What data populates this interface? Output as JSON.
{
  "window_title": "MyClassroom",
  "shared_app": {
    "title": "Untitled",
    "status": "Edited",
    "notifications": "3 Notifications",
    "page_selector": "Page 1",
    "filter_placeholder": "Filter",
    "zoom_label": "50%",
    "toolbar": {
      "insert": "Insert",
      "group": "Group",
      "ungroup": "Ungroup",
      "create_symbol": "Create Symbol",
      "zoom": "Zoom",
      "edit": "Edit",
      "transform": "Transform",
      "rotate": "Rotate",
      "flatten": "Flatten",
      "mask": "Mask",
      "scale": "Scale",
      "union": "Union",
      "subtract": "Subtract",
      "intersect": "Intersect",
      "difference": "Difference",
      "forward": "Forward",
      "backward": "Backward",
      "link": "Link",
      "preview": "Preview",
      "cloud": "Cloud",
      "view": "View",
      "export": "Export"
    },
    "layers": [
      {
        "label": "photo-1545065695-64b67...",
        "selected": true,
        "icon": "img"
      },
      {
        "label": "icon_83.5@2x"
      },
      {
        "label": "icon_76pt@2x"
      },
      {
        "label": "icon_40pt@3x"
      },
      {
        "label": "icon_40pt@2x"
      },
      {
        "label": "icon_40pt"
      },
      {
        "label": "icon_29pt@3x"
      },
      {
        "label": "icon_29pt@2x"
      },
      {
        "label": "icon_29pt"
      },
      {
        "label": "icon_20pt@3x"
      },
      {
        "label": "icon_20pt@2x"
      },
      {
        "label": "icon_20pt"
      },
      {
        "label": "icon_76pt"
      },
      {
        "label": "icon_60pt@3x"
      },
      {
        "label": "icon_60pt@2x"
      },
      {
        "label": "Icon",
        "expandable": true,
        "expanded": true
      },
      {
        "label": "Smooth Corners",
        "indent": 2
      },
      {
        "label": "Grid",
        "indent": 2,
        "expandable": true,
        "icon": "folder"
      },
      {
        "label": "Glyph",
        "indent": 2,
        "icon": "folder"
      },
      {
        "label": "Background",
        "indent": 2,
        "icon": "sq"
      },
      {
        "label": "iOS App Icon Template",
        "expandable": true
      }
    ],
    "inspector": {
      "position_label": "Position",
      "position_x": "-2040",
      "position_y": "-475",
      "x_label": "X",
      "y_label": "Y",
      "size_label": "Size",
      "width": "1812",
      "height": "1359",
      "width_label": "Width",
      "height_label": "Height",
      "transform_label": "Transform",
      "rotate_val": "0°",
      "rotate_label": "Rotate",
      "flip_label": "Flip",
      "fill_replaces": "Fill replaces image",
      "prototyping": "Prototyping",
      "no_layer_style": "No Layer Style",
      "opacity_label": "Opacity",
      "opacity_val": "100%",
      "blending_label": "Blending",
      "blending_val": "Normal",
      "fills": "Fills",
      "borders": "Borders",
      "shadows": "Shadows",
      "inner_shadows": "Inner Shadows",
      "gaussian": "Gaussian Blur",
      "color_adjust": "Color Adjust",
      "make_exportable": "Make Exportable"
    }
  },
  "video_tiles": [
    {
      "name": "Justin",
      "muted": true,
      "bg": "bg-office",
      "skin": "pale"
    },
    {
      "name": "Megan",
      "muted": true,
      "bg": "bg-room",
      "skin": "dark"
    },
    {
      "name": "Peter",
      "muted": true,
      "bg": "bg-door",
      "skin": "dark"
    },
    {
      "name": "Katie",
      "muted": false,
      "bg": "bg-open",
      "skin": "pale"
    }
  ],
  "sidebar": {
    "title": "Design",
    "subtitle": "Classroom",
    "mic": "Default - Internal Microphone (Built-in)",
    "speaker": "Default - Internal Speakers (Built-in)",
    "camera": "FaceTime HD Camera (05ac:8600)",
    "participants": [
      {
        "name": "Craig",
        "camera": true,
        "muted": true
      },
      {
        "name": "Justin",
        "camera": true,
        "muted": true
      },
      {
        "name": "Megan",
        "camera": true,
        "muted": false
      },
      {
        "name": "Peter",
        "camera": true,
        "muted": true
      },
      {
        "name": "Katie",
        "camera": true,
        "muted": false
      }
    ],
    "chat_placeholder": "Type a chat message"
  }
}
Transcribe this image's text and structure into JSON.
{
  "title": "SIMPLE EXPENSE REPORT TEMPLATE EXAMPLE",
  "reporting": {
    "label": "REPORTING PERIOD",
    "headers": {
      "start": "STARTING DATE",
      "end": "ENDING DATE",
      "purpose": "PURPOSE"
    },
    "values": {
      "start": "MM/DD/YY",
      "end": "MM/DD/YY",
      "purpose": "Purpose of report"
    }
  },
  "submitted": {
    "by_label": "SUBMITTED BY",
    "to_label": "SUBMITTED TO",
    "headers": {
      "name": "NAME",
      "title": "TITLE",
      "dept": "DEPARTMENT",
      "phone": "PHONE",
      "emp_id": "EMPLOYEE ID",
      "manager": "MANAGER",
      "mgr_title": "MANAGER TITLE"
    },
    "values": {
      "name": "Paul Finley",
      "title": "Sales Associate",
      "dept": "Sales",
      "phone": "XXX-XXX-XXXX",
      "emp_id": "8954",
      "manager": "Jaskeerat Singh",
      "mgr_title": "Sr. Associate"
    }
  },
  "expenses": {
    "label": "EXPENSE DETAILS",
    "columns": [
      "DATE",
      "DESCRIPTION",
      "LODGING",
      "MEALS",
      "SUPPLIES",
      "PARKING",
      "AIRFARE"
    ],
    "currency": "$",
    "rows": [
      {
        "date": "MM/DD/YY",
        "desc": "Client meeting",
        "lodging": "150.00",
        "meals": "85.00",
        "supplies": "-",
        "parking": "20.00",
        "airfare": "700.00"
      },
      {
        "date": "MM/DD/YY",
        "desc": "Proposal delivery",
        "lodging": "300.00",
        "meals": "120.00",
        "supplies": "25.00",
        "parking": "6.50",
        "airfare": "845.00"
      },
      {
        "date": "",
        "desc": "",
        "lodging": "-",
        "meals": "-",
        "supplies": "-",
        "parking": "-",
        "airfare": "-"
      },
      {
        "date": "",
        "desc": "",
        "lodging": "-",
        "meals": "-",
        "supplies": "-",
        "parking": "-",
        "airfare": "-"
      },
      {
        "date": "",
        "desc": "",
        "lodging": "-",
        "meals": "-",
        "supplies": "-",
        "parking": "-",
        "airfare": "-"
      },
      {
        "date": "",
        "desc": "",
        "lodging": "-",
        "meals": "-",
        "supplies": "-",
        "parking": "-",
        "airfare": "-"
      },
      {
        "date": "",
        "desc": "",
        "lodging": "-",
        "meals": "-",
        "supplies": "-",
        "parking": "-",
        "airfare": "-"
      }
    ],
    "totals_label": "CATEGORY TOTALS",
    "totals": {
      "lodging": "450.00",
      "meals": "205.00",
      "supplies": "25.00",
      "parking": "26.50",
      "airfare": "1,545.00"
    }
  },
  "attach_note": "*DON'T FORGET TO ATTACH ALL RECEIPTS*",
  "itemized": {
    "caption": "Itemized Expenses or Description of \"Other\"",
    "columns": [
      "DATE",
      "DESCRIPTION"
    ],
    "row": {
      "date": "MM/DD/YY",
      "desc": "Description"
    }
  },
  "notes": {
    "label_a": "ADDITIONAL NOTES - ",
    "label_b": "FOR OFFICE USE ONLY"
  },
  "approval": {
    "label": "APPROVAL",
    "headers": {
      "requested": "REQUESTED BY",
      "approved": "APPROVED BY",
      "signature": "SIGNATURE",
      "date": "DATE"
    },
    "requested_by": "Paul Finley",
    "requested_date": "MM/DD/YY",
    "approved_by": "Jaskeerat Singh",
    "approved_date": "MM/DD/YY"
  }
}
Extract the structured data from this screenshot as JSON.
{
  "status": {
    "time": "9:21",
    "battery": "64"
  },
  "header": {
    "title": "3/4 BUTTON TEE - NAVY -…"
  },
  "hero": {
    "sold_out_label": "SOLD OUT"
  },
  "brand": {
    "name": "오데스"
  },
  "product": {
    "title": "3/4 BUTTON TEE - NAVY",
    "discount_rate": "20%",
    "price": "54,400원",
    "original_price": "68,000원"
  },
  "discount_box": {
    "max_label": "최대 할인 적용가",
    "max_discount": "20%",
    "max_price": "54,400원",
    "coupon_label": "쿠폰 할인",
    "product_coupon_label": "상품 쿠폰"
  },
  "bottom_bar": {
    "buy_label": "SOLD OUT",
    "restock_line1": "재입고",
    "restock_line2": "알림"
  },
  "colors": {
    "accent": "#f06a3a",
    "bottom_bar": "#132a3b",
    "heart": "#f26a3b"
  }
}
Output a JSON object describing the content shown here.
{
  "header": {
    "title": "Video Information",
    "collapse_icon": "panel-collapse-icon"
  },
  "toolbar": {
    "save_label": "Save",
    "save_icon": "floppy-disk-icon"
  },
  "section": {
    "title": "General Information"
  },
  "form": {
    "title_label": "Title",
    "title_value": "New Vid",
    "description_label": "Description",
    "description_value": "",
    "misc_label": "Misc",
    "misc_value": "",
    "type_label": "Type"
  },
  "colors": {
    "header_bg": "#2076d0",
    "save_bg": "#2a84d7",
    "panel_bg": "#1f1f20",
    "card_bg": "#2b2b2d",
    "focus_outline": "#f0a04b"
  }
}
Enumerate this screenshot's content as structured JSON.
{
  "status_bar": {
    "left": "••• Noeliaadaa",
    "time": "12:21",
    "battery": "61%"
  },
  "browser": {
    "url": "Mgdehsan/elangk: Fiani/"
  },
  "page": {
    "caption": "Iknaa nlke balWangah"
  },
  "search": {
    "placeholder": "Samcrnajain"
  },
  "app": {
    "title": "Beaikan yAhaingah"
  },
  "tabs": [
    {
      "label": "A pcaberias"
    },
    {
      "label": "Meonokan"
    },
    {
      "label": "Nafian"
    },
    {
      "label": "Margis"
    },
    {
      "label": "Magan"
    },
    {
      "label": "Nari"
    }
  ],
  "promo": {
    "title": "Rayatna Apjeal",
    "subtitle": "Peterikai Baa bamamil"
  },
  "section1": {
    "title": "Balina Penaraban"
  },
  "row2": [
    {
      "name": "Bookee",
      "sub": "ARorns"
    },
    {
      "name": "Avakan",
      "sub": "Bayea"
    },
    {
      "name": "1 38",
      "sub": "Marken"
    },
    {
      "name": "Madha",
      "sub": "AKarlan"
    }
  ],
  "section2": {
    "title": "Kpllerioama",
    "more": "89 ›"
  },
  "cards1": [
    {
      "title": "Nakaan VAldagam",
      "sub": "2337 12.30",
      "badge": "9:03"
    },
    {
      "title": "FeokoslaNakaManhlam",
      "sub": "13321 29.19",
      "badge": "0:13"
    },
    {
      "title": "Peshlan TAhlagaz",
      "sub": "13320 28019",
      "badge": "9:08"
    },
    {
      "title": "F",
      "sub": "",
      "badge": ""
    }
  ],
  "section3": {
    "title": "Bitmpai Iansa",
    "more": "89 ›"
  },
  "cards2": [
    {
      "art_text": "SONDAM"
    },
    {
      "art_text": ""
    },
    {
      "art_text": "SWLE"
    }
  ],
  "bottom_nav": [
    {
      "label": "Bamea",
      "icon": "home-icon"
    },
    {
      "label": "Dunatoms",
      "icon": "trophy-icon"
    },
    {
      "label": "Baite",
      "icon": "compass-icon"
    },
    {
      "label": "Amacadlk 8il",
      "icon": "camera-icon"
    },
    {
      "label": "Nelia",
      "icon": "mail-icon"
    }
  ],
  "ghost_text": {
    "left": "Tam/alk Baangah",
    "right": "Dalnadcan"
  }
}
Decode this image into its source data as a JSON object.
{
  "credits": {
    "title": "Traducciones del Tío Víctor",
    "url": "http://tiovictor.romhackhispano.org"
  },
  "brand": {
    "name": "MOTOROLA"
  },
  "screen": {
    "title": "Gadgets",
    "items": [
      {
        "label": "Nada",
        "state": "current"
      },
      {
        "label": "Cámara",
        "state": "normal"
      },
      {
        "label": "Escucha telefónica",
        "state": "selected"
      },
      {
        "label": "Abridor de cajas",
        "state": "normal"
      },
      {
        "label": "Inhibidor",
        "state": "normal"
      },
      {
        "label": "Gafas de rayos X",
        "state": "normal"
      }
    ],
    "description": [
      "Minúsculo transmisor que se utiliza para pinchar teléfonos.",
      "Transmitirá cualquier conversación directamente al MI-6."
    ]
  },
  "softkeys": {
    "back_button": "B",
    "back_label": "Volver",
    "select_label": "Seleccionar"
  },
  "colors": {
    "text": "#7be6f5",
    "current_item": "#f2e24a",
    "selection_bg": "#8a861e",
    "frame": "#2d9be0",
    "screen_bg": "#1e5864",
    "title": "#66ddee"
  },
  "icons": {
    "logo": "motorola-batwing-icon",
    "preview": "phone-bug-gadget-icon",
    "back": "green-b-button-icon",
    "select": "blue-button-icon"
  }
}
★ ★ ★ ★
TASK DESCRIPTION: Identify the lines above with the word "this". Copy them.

ANSWER SECTION:
What data populates this interface? Output as JSON.
Transcribe this image's text and structure into JSON.
Extract the structured data from this screenshot as JSON.
Enumerate this screenshot's content as structured JSON.
Decode this image into its source data as a JSON object.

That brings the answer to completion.